Mitochondrial Diseases

Adeline Flores, Chet Peterson, Taylor Ross

Description of Mitochondrial Disease

Mitochondria is responsible for creating more than 90% of energy needed for the body to keep growing and sustain life

Mitochondrial Diseases result from the failure of the mitochondria

Mitochondria is present in every cell except red blood cells

Mitochondrial Disease primarily affects children, but the disease in adults is becoming more common

Mitochondrial Disease causes the most damage to the cells in the brain, liver, skeletal muscles, kidney, the endocrine system and respiratory system

Types, Causes, Symptoms, and Other Potential Cures

Types of Mitochondrial Diseases

Alpers Disease

Complex 1 Deficiency

Complex 2 Deficiency

Complex 3 Deficiency

Complex 4 Deficiency/COX Deficiency

Complex 5 Deficiency

Leigh Disease/Syndrome

Luft Disease

Mitochondrial Cytopathy

Mitochondrial Myopathy
Pearson Syndrome

Respiratory Chain

Causes of Mitochondrial Diseases

Causes of mitochondrial diseases are genetic deficiencies, and long term nutritional loss. Once genes have been passed, it builds our bodies with traits carried from our parents along with any deficiencies and mutations. This means that the gene can go along the line from one person to another but can affect each person a different way. They are not caused by anything a person does and it is not contagious.

Symptoms of Mitochondrial Diseases

There are many symptoms an undiagnosed patient can experience. Some of the most common symptoms are; hearing loss, muscle weakness, cramping, and pain, seizures, trouble with coordination and balance, exercise intolerance, and learning deficits. This is because nerves and muscles cells have a high need of energy, but due to the fact that cells are lacking mitochondria, leads to complications such as these along with other heart, liver, and internal problems and malfunctions.

Recent Research for Potential Cures of Mitochondrial Disease

  • There are no recent potential cures for Mitochondrial Diseases.
  • You can take vitamins and supplements
  • If the disease affects motor skills physical therapy can be taken
  • Treatments can be tailored to meet the patient’s needs
  • Treatments may be effective enough to delay or stop the progression of the disease
  • Effectiveness of the treatment can vary, depending on the severity of the disorder
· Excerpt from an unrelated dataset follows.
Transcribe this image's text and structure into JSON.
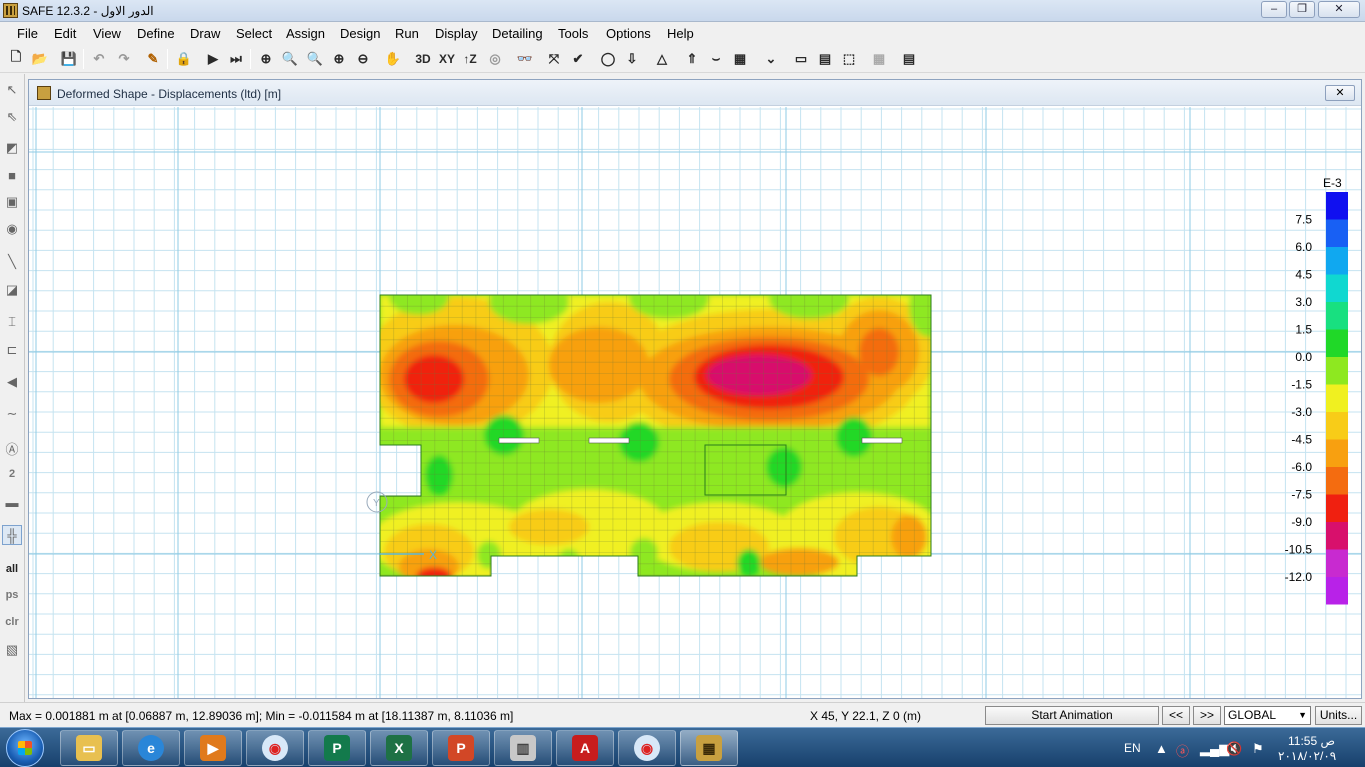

Careers in Regards to Mitochondrial Diseases

Doctors, Pediatricians, Neurologists, Geneticist, Medical Directors, Gerontologists, Anesthesiologist.

Living with a Mitochondrial Disease

Paralympian Joe Wise

How can we support someone who is/has been impacted by mitochondrial diseases?

You can help by donating to the United Mitochondrial Disease Foundation which promotes research and education for the diagnosis, treatment, and cure of mitochondrial disorders and to provide support to affected individuals and families.